Segment Start: Study material

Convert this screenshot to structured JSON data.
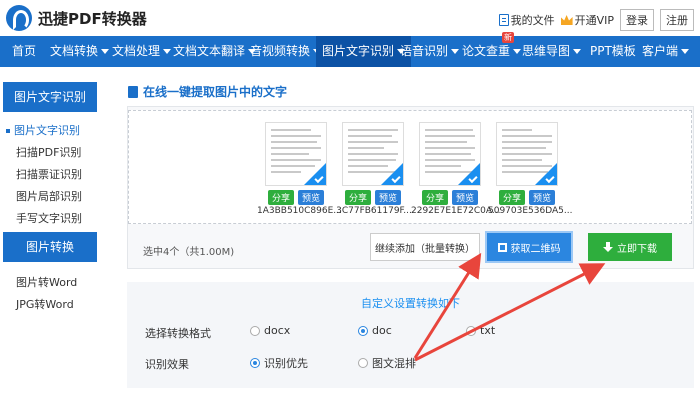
{
  "header": {
    "brand": "迅捷PDF转换器",
    "my_files": "我的文件",
    "vip": "开通VIP",
    "login": "登录",
    "register": "注册"
  },
  "nav": {
    "items": [
      {
        "label": "首页",
        "caret": false
      },
      {
        "label": "文档转换",
        "caret": true
      },
      {
        "label": "文档处理",
        "caret": true
      },
      {
        "label": "文档文本翻译",
        "caret": true
      },
      {
        "label": "音视频转换",
        "caret": true
      },
      {
        "label": "图片文字识别",
        "caret": true,
        "active": true
      },
      {
        "label": "语音识别",
        "caret": true
      },
      {
        "label": "论文查重",
        "caret": true
      },
      {
        "label": "思维导图",
        "caret": true
      },
      {
        "label": "PPT模板",
        "caret": false
      },
      {
        "label": "客户端",
        "caret": true
      }
    ],
    "new_badge": "新"
  },
  "sidebar": {
    "section1_title": "图片文字识别",
    "section1_items": [
      "图片文字识别",
      "扫描PDF识别",
      "扫描票证识别",
      "图片局部识别",
      "手写文字识别"
    ],
    "section2_title": "图片转换",
    "section2_items": [
      "图片转Word",
      "JPG转Word"
    ]
  },
  "main": {
    "title": "在线一键提取图片中的文字",
    "files": [
      {
        "name": "1A3BB510C896E...",
        "share": "分享",
        "preview": "预览"
      },
      {
        "name": "3C77FB61179F...",
        "share": "分享",
        "preview": "预览"
      },
      {
        "name": "2292E7E1E72C0A...",
        "share": "分享",
        "preview": "预览"
      },
      {
        "name": "509703E536DA5...",
        "share": "分享",
        "preview": "预览"
      }
    ],
    "selected_count": "选中4个（共1.00M)",
    "continue_add": "继续添加（批量转换）",
    "get_qr": "获取二维码",
    "download": "立即下载"
  },
  "settings": {
    "title": "自定义设置转换如下",
    "format_label": "选择转换格式",
    "format_options": [
      {
        "label": "docx",
        "selected": false
      },
      {
        "label": "doc",
        "selected": true
      },
      {
        "label": "txt",
        "selected": false
      }
    ],
    "effect_label": "识别效果",
    "effect_options": [
      {
        "label": "识别优先",
        "selected": true
      },
      {
        "label": "图文混排",
        "selected": false
      }
    ]
  },
  "colors": {
    "primary": "#1a6fc9",
    "nav_active": "#0c52a5",
    "download_green": "#2eae3d",
    "arrow_red": "#e8453c"
  }
}
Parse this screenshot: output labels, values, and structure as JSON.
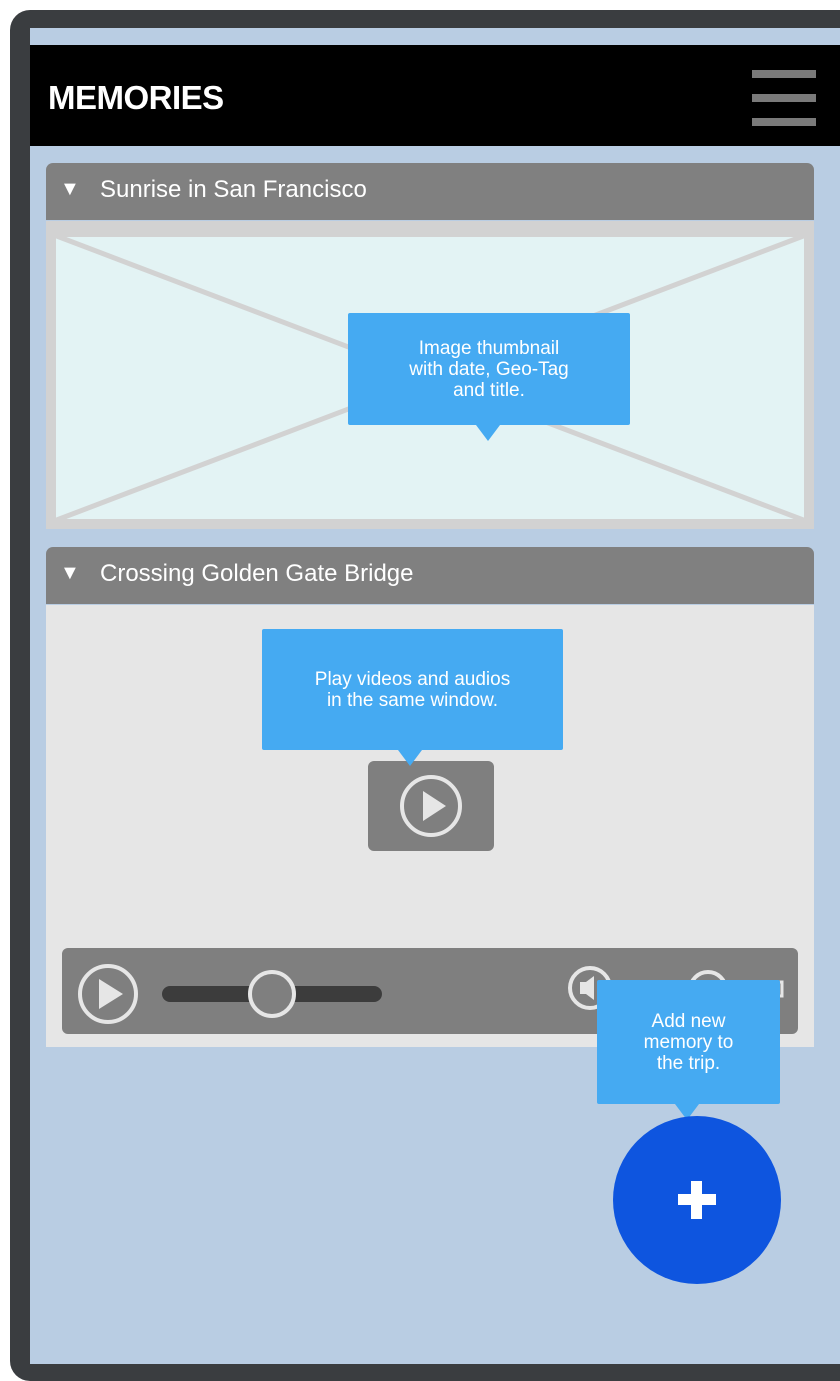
{
  "app": {
    "title": "MEMORIES",
    "menu_icon": "hamburger-icon"
  },
  "memories": [
    {
      "title": "Sunrise in San Francisco",
      "type": "image",
      "expanded": true,
      "placeholder_icon": "image-placeholder-icon"
    },
    {
      "title": "Crossing Golden Gate Bridge",
      "type": "video",
      "expanded": true,
      "player": {
        "play_icon": "play-icon",
        "volume_icon": "volume-icon",
        "fullscreen_icon": "fullscreen-icon"
      }
    }
  ],
  "annotations": {
    "thumbnail": "Image thumbnail\nwith date, Geo-Tag\nand title.",
    "player": "Play videos and audios\nin the same window.",
    "add": "Add new\nmemory to\nthe trip."
  },
  "fab": {
    "icon": "plus-icon",
    "color": "#0e55df"
  },
  "colors": {
    "screen_bg": "#b9cde3",
    "header_bg": "#000000",
    "card_header_bg": "#808080",
    "callout_bg": "#45aaf2",
    "thumbnail_bg": "#e3f3f4"
  }
}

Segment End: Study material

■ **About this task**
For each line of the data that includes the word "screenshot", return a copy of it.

■ **Exercise response**
Convert this screenshot to structured JSON data.
Parse this screenshot: output labels, values, and structure as JSON.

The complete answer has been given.